*About this task*: Please restate the lines shown below exactly, every one of them.

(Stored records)

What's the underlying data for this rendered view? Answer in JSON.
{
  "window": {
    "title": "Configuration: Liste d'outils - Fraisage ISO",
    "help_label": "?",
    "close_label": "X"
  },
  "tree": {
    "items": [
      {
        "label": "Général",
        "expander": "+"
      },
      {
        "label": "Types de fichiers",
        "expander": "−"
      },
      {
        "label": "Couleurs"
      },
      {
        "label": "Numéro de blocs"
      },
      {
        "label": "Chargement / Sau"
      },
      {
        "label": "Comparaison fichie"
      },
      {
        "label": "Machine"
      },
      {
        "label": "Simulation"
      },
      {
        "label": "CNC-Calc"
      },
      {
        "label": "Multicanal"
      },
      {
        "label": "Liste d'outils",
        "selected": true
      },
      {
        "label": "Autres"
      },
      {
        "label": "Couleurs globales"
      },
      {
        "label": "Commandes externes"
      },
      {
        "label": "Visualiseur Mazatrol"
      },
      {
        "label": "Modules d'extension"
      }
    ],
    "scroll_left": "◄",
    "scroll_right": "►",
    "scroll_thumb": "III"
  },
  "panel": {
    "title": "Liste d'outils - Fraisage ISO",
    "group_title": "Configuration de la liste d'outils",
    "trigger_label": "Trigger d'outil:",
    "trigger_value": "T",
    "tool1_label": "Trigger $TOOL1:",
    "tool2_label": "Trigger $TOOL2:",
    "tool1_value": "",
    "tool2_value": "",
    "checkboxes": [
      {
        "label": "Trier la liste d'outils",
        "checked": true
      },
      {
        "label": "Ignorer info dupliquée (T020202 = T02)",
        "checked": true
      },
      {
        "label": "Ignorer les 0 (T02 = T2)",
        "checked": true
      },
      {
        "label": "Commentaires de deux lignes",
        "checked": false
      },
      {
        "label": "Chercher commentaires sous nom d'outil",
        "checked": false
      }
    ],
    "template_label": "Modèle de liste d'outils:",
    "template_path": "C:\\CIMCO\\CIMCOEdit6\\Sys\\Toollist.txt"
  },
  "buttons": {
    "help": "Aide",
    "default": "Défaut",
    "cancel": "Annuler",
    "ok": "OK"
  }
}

*Answer box*:
What's the underlying data for this rendered view? Answer in JSON.
{
  "window": {
    "title": "Configuration: Liste d'outils - Fraisage ISO",
    "help_label": "?",
    "close_label": "X"
  },
  "tree": {
    "items": [
      {
        "label": "Général",
        "expander": "+"
      },
      {
        "label": "Types de fichiers",
        "expander": "−"
      },
      {
        "label": "Couleurs"
      },
      {
        "label": "Numéro de blocs"
      },
      {
        "label": "Chargement / Sau"
      },
      {
        "label": "Comparaison fichie"
      },
      {
        "label": "Machine"
      },
      {
        "label": "Simulation"
      },
      {
        "label": "CNC-Calc"
      },
      {
        "label": "Multicanal"
      },
      {
        "label": "Liste d'outils",
        "selected": true
      },
      {
        "label": "Autres"
      },
      {
        "label": "Couleurs globales"
      },
      {
        "label": "Commandes externes"
      },
      {
        "label": "Visualiseur Mazatrol"
      },
      {
        "label": "Modules d'extension"
      }
    ],
    "scroll_left": "◄",
    "scroll_right": "►",
    "scroll_thumb": "III"
  },
  "panel": {
    "title": "Liste d'outils - Fraisage ISO",
    "group_title": "Configuration de la liste d'outils",
    "trigger_label": "Trigger d'outil:",
    "trigger_value": "T",
    "tool1_label": "Trigger $TOOL1:",
    "tool2_label": "Trigger $TOOL2:",
    "tool1_value": "",
    "tool2_value": "",
    "checkboxes": [
      {
        "label": "Trier la liste d'outils",
        "checked": true
      },
      {
        "label": "Ignorer info dupliquée (T020202 = T02)",
        "checked": true
      },
      {
        "label": "Ignorer les 0 (T02 = T2)",
        "checked": true
      },
      {
        "label": "Commentaires de deux lignes",
        "checked": false
      },
      {
        "label": "Chercher commentaires sous nom d'outil",
        "checked": false
      }
    ],
    "template_label": "Modèle de liste d'outils:",
    "template_path": "C:\\CIMCO\\CIMCOEdit6\\Sys\\Toollist.txt"
  },
  "buttons": {
    "help": "Aide",
    "default": "Défaut",
    "cancel": "Annuler",
    "ok": "OK"
  }
}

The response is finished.